Three former executives of the utility operating the crippled Fukushima Daiichi Nuclear Power Plant have been cleared of professional negligence by a Tokyo court.
The Tokyo Electric Power Company (TEPCO) executives, former chairman Tsunehisa Katsumata and vice-presidents Sakae Muto and Ichiro Takekuro, were accused of failing to implement adequate countermeasures to safeguard the plant against the magnitude 9 earthquake and towering 15 meter tsunami that devastated the region on March 11, 2011.
The tsunami triggered multiple meltdowns at the Fukushima plant, causing the evacuation of more than 160,000 residents living in the immediate vicinity. Most of them have been unable to return, or chosen not to, due to lingering high levels of radiation.
In the only criminal case resulting from the disaster, which was the worst since Chernobyl in 1986, the trio were acquitted of professional negligence leading to death and injury.

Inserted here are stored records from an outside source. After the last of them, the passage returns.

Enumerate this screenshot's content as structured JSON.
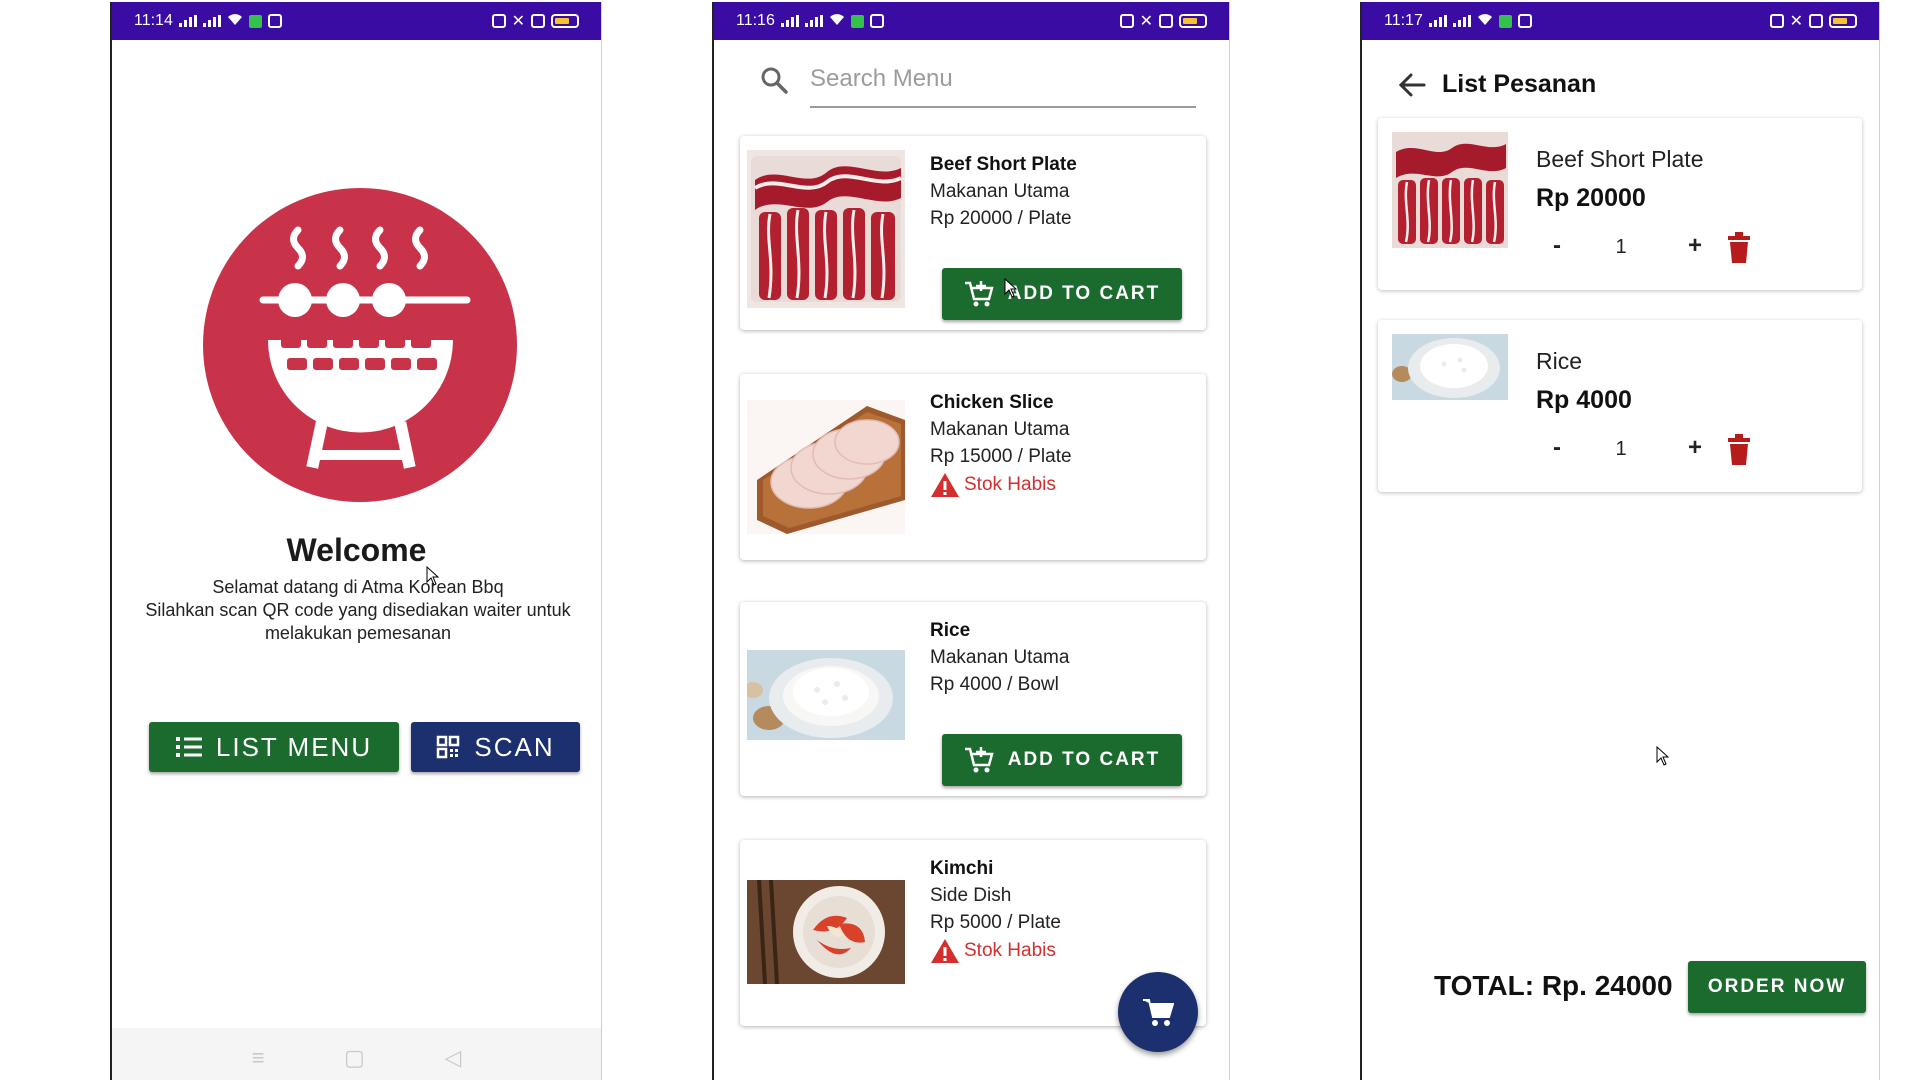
{
  "screen1": {
    "status_time": "11:14",
    "welcome_title": "Welcome",
    "welcome_line1": "Selamat datang di Atma Korean Bbq",
    "welcome_line2": "Silahkan scan QR code yang disediakan waiter untuk melakukan pemesanan",
    "list_menu_label": "LIST MENU",
    "scan_label": "SCAN",
    "nav_menu_icon": "≡",
    "nav_home_icon": "▢",
    "nav_back_icon": "◁"
  },
  "screen2": {
    "status_time": "11:16",
    "search_placeholder": "Search Menu",
    "items": [
      {
        "name": "Beef Short Plate",
        "category": "Makanan Utama",
        "price": "Rp 20000 / Plate",
        "available": true
      },
      {
        "name": "Chicken Slice",
        "category": "Makanan Utama",
        "price": "Rp 15000 / Plate",
        "available": false
      },
      {
        "name": "Rice",
        "category": "Makanan Utama",
        "price": "Rp 4000 / Bowl",
        "available": true
      },
      {
        "name": "Kimchi",
        "category": "Side Dish",
        "price": "Rp 5000 / Plate",
        "available": false
      }
    ],
    "add_to_cart_label": "ADD TO CART",
    "stok_habis_label": "Stok Habis"
  },
  "screen3": {
    "status_time": "11:17",
    "title": "List Pesanan",
    "orders": [
      {
        "name": "Beef Short Plate",
        "price": "Rp 20000",
        "qty": "1"
      },
      {
        "name": "Rice",
        "price": "Rp 4000",
        "qty": "1"
      }
    ],
    "minus_label": "-",
    "plus_label": "+",
    "total": "TOTAL: Rp. 24000",
    "order_now_label": "ORDER NOW"
  },
  "colors": {
    "status_bar": "#3a0ca3",
    "primary_green": "#1b6b2f",
    "navy": "#1c2f6e",
    "logo_red": "#c8334a",
    "warning_red": "#d32f2f",
    "delete_red": "#b71c1c"
  }
}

Prosecutors argued that there had been sufficient warnings and evidence that such an event could occur.
In 2002 one Tohoku University professor had warned that a tsunami of more than 15 metres could hit the plant, while in the same year an internal TEPCO study, based on a government report, had itself concluded that a 15.7 meter wave could hit the plant in the event of an magnitude 8.3 quake.
However TEPCO executives ignored the evidence and failed to improve the plant’s defence system.

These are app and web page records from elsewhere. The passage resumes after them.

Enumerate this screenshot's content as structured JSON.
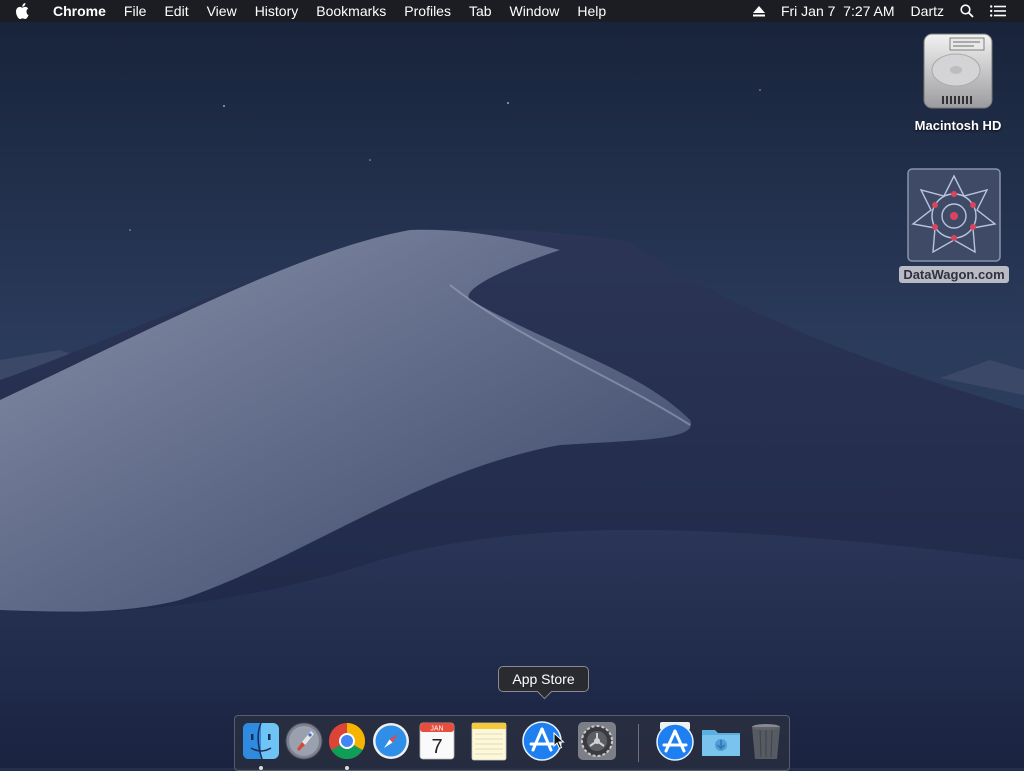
{
  "menubar": {
    "apple_icon": "apple-icon",
    "app_name": "Chrome",
    "items": [
      "File",
      "Edit",
      "View",
      "History",
      "Bookmarks",
      "Profiles",
      "Tab",
      "Window",
      "Help"
    ],
    "eject_icon": "eject-icon",
    "datetime": "Fri Jan 7  7:27 AM",
    "user": "Dartz",
    "search_icon": "spotlight-search-icon",
    "menu_icon": "notification-center-icon"
  },
  "desktop": {
    "icons": [
      {
        "label": "Macintosh HD",
        "icon": "hard-drive-icon"
      },
      {
        "label": "DataWagon.com",
        "icon": "datawagon-logo-icon"
      }
    ]
  },
  "tooltip": {
    "text": "App Store"
  },
  "dock": {
    "calendar_month": "JAN",
    "calendar_day": "7",
    "items": [
      {
        "name": "Finder",
        "icon": "finder-icon",
        "running": true
      },
      {
        "name": "Launchpad",
        "icon": "launchpad-icon",
        "running": false
      },
      {
        "name": "Google Chrome",
        "icon": "chrome-icon",
        "running": true
      },
      {
        "name": "Safari",
        "icon": "safari-icon",
        "running": false
      },
      {
        "name": "Calendar",
        "icon": "calendar-icon",
        "running": false
      },
      {
        "name": "Notes",
        "icon": "notes-icon",
        "running": false
      },
      {
        "name": "App Store",
        "icon": "app-store-icon",
        "running": false
      },
      {
        "name": "System Preferences",
        "icon": "system-preferences-icon",
        "running": false
      },
      {
        "name": "App Store",
        "icon": "app-store-icon",
        "running": false
      },
      {
        "name": "Downloads",
        "icon": "downloads-folder-icon",
        "running": false
      },
      {
        "name": "Trash",
        "icon": "trash-icon",
        "running": false
      }
    ]
  }
}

In a statement read during a court hearing a former TEPCO tsunami countermeasures official, Kazuhiko Yamashita, said the three executives had first approved plans to carry out tsunami safety measures but later shelved the plans due to concerns that they may lead to calls to shut down the plant.
Defence lawyers argued that even if countermeasures had been carried out, they would not have prevented a disaster which was of a scale that nobody had predicted.

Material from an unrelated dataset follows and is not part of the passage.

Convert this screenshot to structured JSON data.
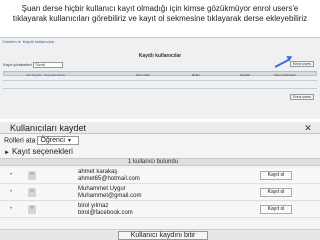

Prosecutors had sought 5 year prison terms for the trio but in concluding the two-year trial, presiding judge, Kenichi Nagafuchi, agreed with the defence, ruling that the executives could not have foreseen the magnitude 9 quake.
Though TEPCO claims the nuclear disaster itself did not lead directly to any fatalities, around 50 residents — mostly elderly — died as a result of the enforced evacuation.
While protestors outside the court, some who had traveled from Fukushima 160 miles away, expressed their dismay at the ruling, former TEPCO chairman Katsumata said that he wanted to reiterate his apologies for the trouble caused to Japanese society by the nuclear disaster.
In some of the 30 civil cases that have been brought against TEPCO and the government by over 10,000 evacuees, district courts have ruled the utility could have predicted and prevented the nuclear crisis.
Sources: NHK, Mainichi Shimbun